Hospitals have a duty to report a practitioner who resigns or restricts his or her clinical privileges during an investigation or to avoid an investigation. Hospitals must also report practitioners who fail to renew their clinical privileges during an investigation. The fact that a practitioner is unaware of the investigation is inconsequential, according to the NPDB. In a new question and answer, the NPDB addresses a situation in which a practitioner resigns for personal reasons. If at the time of the resignation, the practitioner was subject to an investigation of which he was not aware, then the hospital must report the resignation.

While the NPDB appears to be limiting a health care entity’s discretion in determining the existence of an investigation, the NPDB recognizes the health care entity’s discretion in other areas. Specifically, a health care entity determines when an activity qualifies as professional review and when a practitioner’s conduct could affect the health or welfare of a patient. In a question and answer, the NPDB addressed a situation in which a practitioner’s clinical privileges were terminated because the practitioner’s employment contract was terminated. The NPDB indicated that the action was not reportable because it did not result from a professional review action. “In order to be reportable to the NPDB, adverse actions must be the result of professional review. Generally, the reporting entity decides when a professional review has occurred.” Similarly, the NPDB indicates that “[w] hether a practitioner’s behavior affects or could affect patient health or welfare is a determination that generally must be made by the entity taking the action.” In questions and answers addressing adverse actions resulting from a practitioner’s (1) falsification of an application and (2) failure to complete medical records, the NPDB indicated that the reporting obligation will depend on whether the health care entity believes the conduct could affect patient welfare.

In addition to new questions and answers, the NPDB added several new sections to the chapter on reports. In the new section addressing administrative actions, the NPDB clarifies that administrative actions that adversely affect a practitioner’s clinical privileges are not reportable. For example, if the medical staff bylaws at a hospital require practitioners to maintain board certification, then the hospital should not report the termination of a practitioner’s clinical privileges based on the expiration of the practitioner’s board certification. In a separate example, the NPDB explained that if the medical staff bylaws provide that a practitioner will be automatically suspended if the practitioner is suspended at another hospital, then such automatic suspension is an administrative action and should not be reported.

In the new section regarding proctors, the NPDB explained that the role of the proctor will determine the hospital’s reporting obligation. If as a result of a professional review, the health care entity assigns a proctor to a practitioner and the proctor must either approve of or be present for the practitioner’s cases for a period of time lasting more than 30 days, then the assignment of the proctor must be reported to the NPDB. On the other hand, if the proctor will not restrict the practitioner’s ability to exercise clinical privileges, then the assignment of the proctor is not reportable. Furthermore, in a new question and answer, the NPDB indicated that if a proctor is routinely assigned to newly appointed members of the medical staff, then the assignment of the proctor is not reportable even if the proctoring lasts for more than 30 days.

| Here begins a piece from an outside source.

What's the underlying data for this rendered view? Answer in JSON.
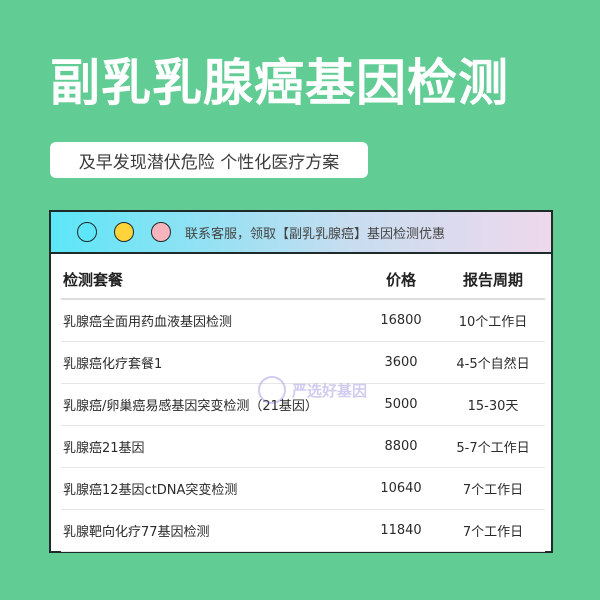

Hospitals and health care entities should review the NPDB Guidebook’s revised chapter on reports and ensure that the entity’s bylaws and policies are consistent with the Guidebook. Failure to comply with HCQIA’s reporting obligations can result in grave consequences for a health care entity. If the Department of Health and Human Services determines that a health care entity “substantially failed to report,” then the health care entity will lose the ability to claim immunity from liability under HCQIA for three years.